## WORKING DATA:
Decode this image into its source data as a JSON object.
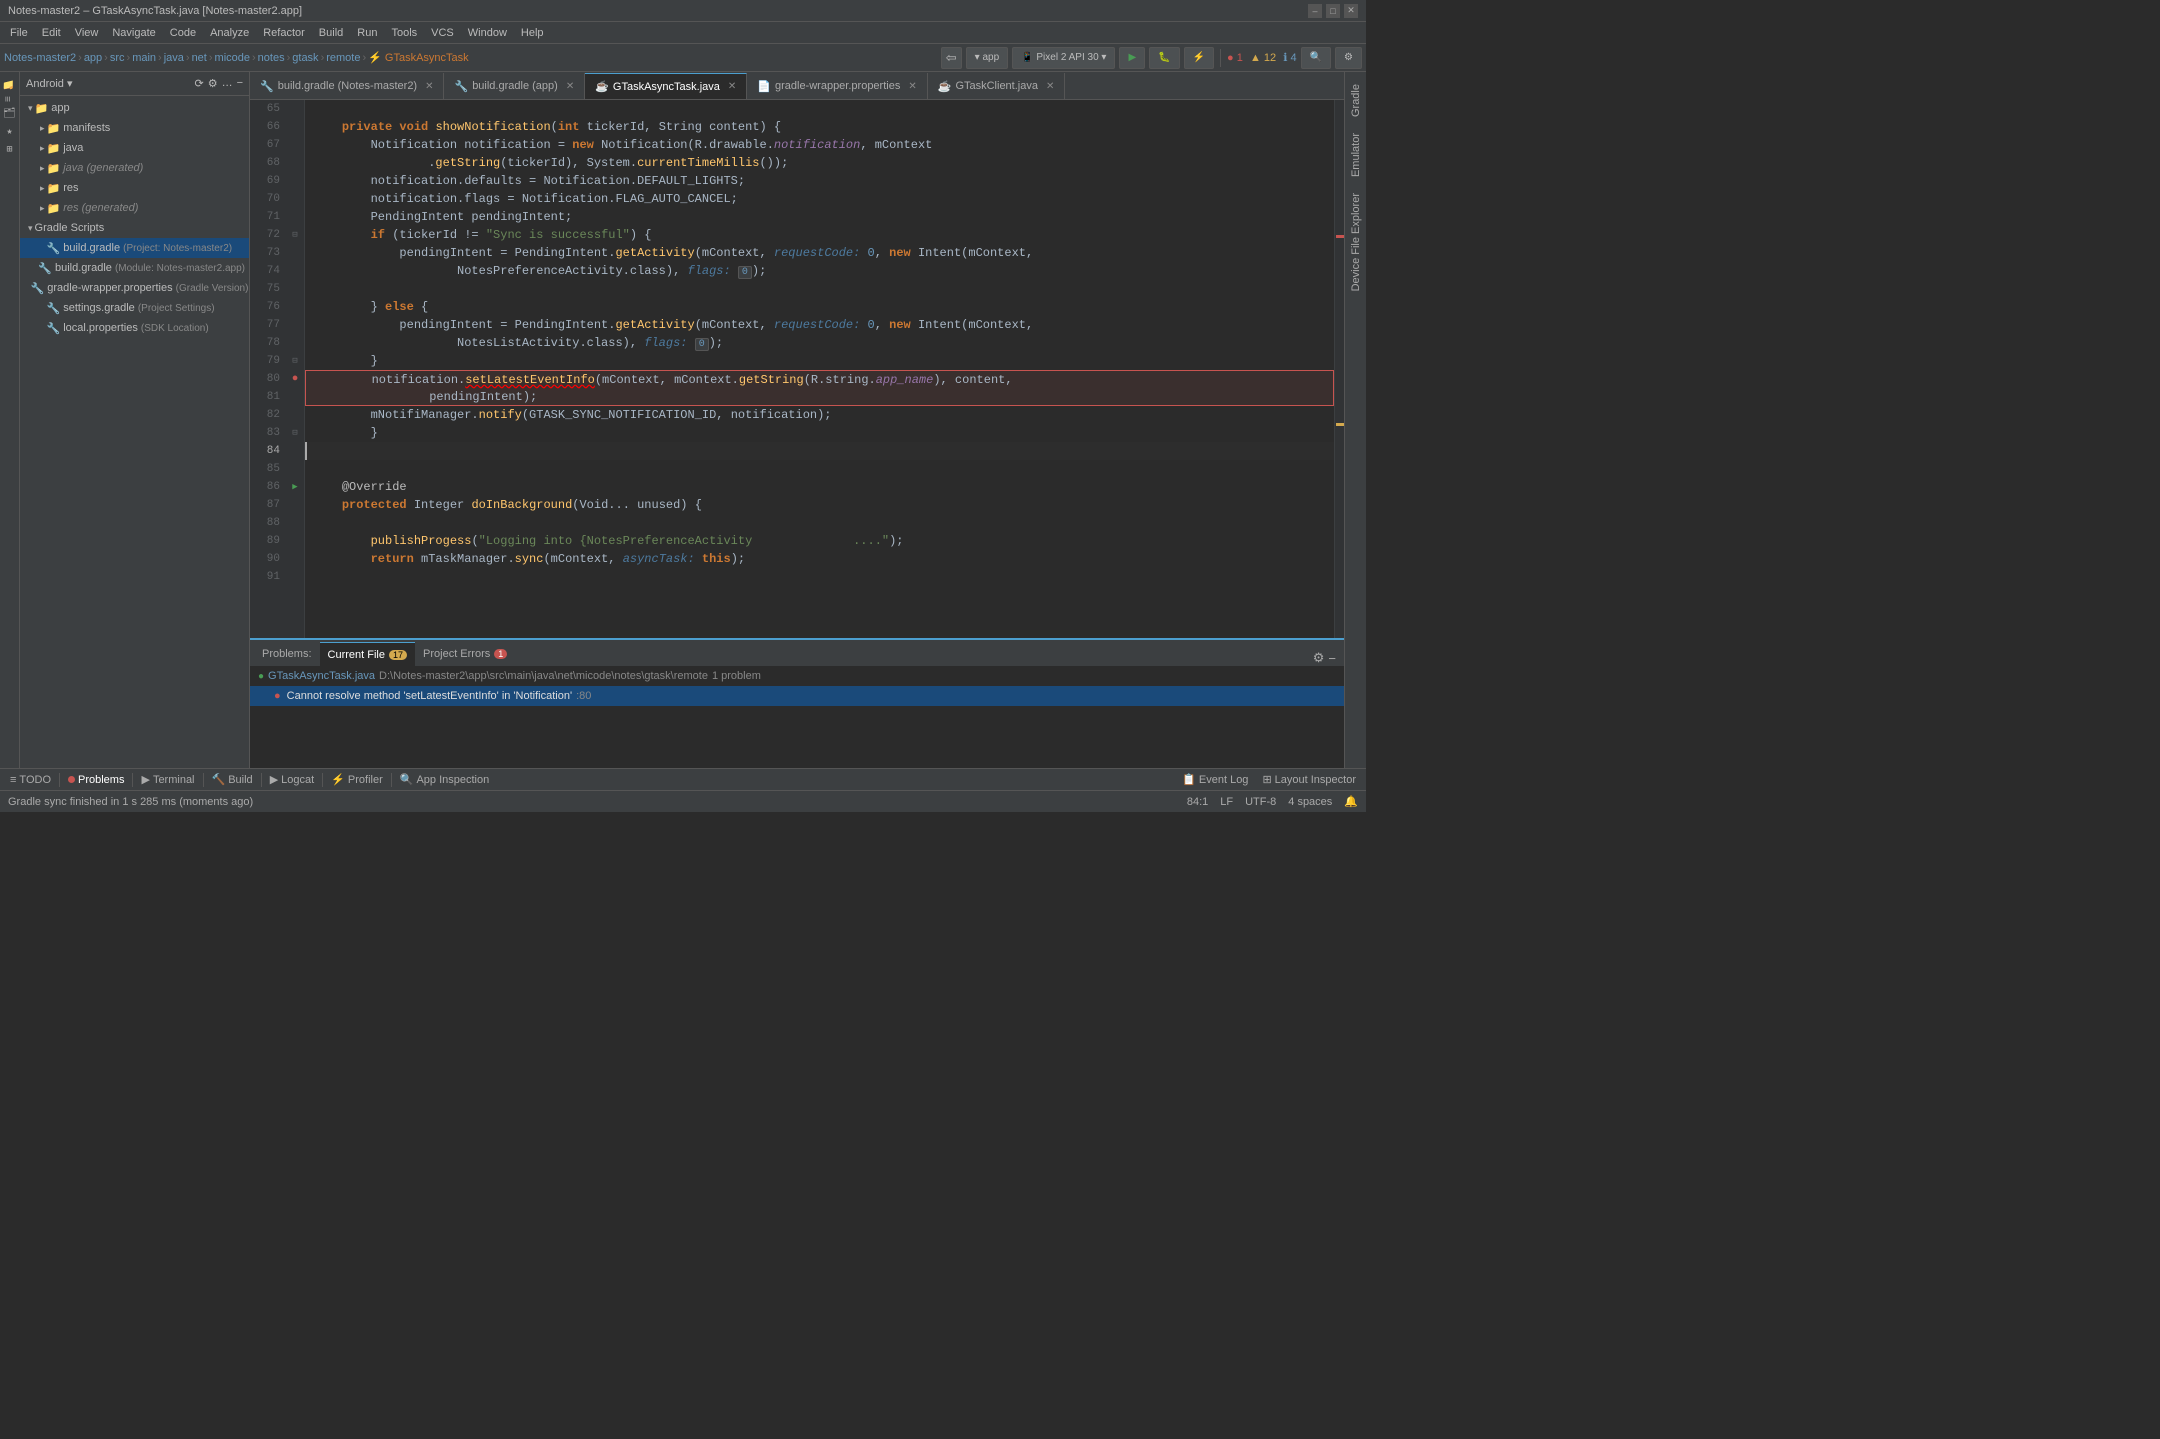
{
  "title_bar": {
    "title": "Notes-master2 – GTaskAsyncTask.java [Notes-master2.app]",
    "minimize": "–",
    "maximize": "□",
    "close": "✕"
  },
  "menu": {
    "items": [
      "File",
      "Edit",
      "View",
      "Navigate",
      "Code",
      "Analyze",
      "Refactor",
      "Build",
      "Run",
      "Tools",
      "VCS",
      "Window",
      "Help"
    ]
  },
  "breadcrumb": {
    "parts": [
      "Notes-master2",
      "app",
      "src",
      "main",
      "java",
      "net",
      "micode",
      "notes",
      "gtask",
      "remote",
      "GTaskAsyncTask"
    ]
  },
  "run_toolbar": {
    "app_label": "▾ app",
    "device_label": "Pixel 2 API 30 ▾",
    "run_label": "▶",
    "debug_label": "🐛",
    "profile_label": "⚡"
  },
  "project": {
    "header": "Android ▾",
    "tree": [
      {
        "level": 0,
        "type": "folder",
        "expanded": true,
        "label": "app",
        "icon": "📁"
      },
      {
        "level": 1,
        "type": "folder",
        "expanded": true,
        "label": "manifests",
        "icon": "📂"
      },
      {
        "level": 1,
        "type": "folder",
        "expanded": true,
        "label": "java",
        "icon": "📂"
      },
      {
        "level": 1,
        "type": "folder",
        "expanded": false,
        "label": "java (generated)",
        "icon": "📂"
      },
      {
        "level": 1,
        "type": "folder",
        "expanded": true,
        "label": "res",
        "icon": "📂"
      },
      {
        "level": 1,
        "type": "folder",
        "expanded": false,
        "label": "res (generated)",
        "icon": "📂"
      },
      {
        "level": 0,
        "type": "section",
        "label": "Gradle Scripts",
        "icon": ""
      },
      {
        "level": 1,
        "type": "gradle",
        "label": "build.gradle (Project: Notes-master2)",
        "icon": "🔧",
        "selected": true
      },
      {
        "level": 1,
        "type": "gradle",
        "label": "build.gradle (Module: Notes-master2.app)",
        "icon": "🔧"
      },
      {
        "level": 1,
        "type": "gradle",
        "label": "gradle-wrapper.properties (Gradle Version)",
        "icon": "🔧"
      },
      {
        "level": 1,
        "type": "gradle",
        "label": "settings.gradle (Project Settings)",
        "icon": "🔧"
      },
      {
        "level": 1,
        "type": "gradle",
        "label": "local.properties (SDK Location)",
        "icon": "🔧"
      }
    ]
  },
  "tabs": [
    {
      "label": "build.gradle (Notes-master2)",
      "type": "gradle",
      "active": false
    },
    {
      "label": "build.gradle (app)",
      "type": "gradle",
      "active": false
    },
    {
      "label": "GTaskAsyncTask.java",
      "type": "java",
      "active": true
    },
    {
      "label": "gradle-wrapper.properties",
      "type": "prop",
      "active": false
    },
    {
      "label": "GTaskClient.java",
      "type": "java",
      "active": false
    }
  ],
  "editor": {
    "lines": [
      {
        "num": 65,
        "code": ""
      },
      {
        "num": 66,
        "code": "    private void showNotification(int tickerId, String content) {"
      },
      {
        "num": 67,
        "code": "        Notification notification = new Notification(R.drawable.notification, mContext"
      },
      {
        "num": 68,
        "code": "                .getString(tickerId), System.currentTimeMillis());"
      },
      {
        "num": 69,
        "code": "        notification.defaults = Notification.DEFAULT_LIGHTS;"
      },
      {
        "num": 70,
        "code": "        notification.flags = Notification.FLAG_AUTO_CANCEL;"
      },
      {
        "num": 71,
        "code": "        PendingIntent pendingIntent;"
      },
      {
        "num": 72,
        "code": "        if (tickerId != \"Sync is successful\") {"
      },
      {
        "num": 73,
        "code": "            pendingIntent = PendingIntent.getActivity(mContext,  requestCode: 0, new Intent(mContext,"
      },
      {
        "num": 74,
        "code": "                    NotesPreferenceActivity.class),  flags: 0);"
      },
      {
        "num": 75,
        "code": ""
      },
      {
        "num": 76,
        "code": "        } else {"
      },
      {
        "num": 77,
        "code": "            pendingIntent = PendingIntent.getActivity(mContext,  requestCode: 0, new Intent(mContext,"
      },
      {
        "num": 78,
        "code": "                    NotesListActivity.class),  flags: 0);"
      },
      {
        "num": 79,
        "code": "        }"
      },
      {
        "num": 80,
        "code": "        notification.setLatestEventInfo(mContext, mContext.getString(R.string.app_name), content,",
        "error": true
      },
      {
        "num": 81,
        "code": "                pendingIntent);",
        "error": true
      },
      {
        "num": 82,
        "code": "        mNotifiManager.notify(GTASK_SYNC_NOTIFICATION_ID, notification);"
      },
      {
        "num": 83,
        "code": "        }"
      },
      {
        "num": 84,
        "code": ""
      },
      {
        "num": 85,
        "code": ""
      },
      {
        "num": 86,
        "code": "    @Override"
      },
      {
        "num": 87,
        "code": "    protected Integer doInBackground(Void... unused) {"
      },
      {
        "num": 88,
        "code": ""
      },
      {
        "num": 89,
        "code": "        publishProgess(\"Logging into {NotesPreferenceActivity              ....\");"
      },
      {
        "num": 90,
        "code": "        return mTaskManager.sync(mContext,  asyncTask: this);"
      },
      {
        "num": 91,
        "code": ""
      }
    ]
  },
  "problems": {
    "tabs": [
      {
        "label": "Problems:",
        "active": false
      },
      {
        "label": "Current File",
        "badge": "17",
        "active": true
      },
      {
        "label": "Project Errors",
        "badge": "1",
        "badge_type": "error",
        "active": false
      }
    ],
    "file_row": "● GTaskAsyncTask.java  D:\\Notes-master2\\app\\src\\main\\java\\net\\micode\\notes\\gtask\\remote  1 problem",
    "items": [
      {
        "icon": "●",
        "text": "Cannot resolve method 'setLatestEventInfo' in 'Notification'",
        "loc": ":80"
      }
    ]
  },
  "status_bar": {
    "sync_message": "Gradle sync finished in 1 s 285 ms (moments ago)",
    "cursor_pos": "84:1",
    "line_ending": "LF",
    "encoding": "UTF-8",
    "indent": "4 spaces"
  },
  "bottom_tools": [
    {
      "label": "TODO",
      "icon": "≡",
      "active": false
    },
    {
      "label": "Problems",
      "icon": "●",
      "active": true,
      "dot": true
    },
    {
      "label": "Terminal",
      "icon": "▶",
      "active": false
    },
    {
      "label": "Build",
      "icon": "🔨",
      "active": false
    },
    {
      "label": "Logcat",
      "icon": "▶",
      "active": false
    },
    {
      "label": "Profiler",
      "icon": "⚡",
      "active": false
    },
    {
      "label": "App Inspection",
      "icon": "🔍",
      "active": false
    }
  ],
  "right_panels": {
    "items": [
      "Gradle",
      "Emulator",
      "Device File Explorer"
    ]
  },
  "error_indicators": {
    "count_error": "1",
    "count_warning": "12",
    "count_info": "4"
  },
  "layout_inspector": "Layout Inspector"
}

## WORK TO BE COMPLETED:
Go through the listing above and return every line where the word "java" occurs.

## ANSWER TO THE PROBLEM:
    "title": "Notes-master2 – GTaskAsyncTask.java [Notes-master2.app]",
      "java",
        "label": "java",
        "label": "java (generated)",
      "label": "GTaskAsyncTask.java",
      "type": "java",
      "label": "GTaskClient.java",
      "type": "java",
    "file_row": "● GTaskAsyncTask.java  D:\\Notes-master2\\app\\src\\main\\java\\net\\micode\\notes\\gtask\\remote  1 problem",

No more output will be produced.